■ Goal of the exercise
The answer must be every line of the data that holds the word "date".

■ Input records
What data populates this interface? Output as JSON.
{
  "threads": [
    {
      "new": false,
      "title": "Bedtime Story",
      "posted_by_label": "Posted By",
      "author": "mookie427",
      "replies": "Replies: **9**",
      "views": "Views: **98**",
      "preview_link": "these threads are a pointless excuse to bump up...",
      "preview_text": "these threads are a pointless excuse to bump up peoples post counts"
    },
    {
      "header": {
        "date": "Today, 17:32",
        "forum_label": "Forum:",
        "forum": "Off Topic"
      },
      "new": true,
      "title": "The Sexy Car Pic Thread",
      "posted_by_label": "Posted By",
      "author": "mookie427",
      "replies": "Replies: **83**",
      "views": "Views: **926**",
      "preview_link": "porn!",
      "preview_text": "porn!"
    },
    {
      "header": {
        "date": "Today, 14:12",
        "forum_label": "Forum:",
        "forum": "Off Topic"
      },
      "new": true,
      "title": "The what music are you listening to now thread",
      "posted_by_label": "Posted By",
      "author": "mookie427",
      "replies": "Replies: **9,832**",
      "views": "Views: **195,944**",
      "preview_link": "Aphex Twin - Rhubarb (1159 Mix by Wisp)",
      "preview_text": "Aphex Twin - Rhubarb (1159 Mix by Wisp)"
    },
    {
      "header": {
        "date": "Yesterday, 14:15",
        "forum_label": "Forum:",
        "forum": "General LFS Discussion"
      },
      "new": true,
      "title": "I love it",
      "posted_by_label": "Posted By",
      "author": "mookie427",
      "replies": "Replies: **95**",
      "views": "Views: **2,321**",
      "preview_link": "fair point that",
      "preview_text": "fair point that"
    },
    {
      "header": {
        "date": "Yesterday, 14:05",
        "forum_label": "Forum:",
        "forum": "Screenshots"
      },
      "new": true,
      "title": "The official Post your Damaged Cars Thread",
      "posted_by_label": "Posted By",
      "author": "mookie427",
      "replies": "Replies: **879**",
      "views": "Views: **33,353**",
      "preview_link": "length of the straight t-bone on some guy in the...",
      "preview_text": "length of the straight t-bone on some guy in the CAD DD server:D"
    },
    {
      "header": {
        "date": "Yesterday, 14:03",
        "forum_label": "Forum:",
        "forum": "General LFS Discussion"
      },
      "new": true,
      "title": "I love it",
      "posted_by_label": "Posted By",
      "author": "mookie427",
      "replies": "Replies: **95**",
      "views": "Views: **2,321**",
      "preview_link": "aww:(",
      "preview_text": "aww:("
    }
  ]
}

■ Solution for this task
        "date": "Today, 17:32",
        "date": "Today, 14:12",
        "date": "Yesterday, 14:15",
        "date": "Yesterday, 14:05",
        "date": "Yesterday, 14:03",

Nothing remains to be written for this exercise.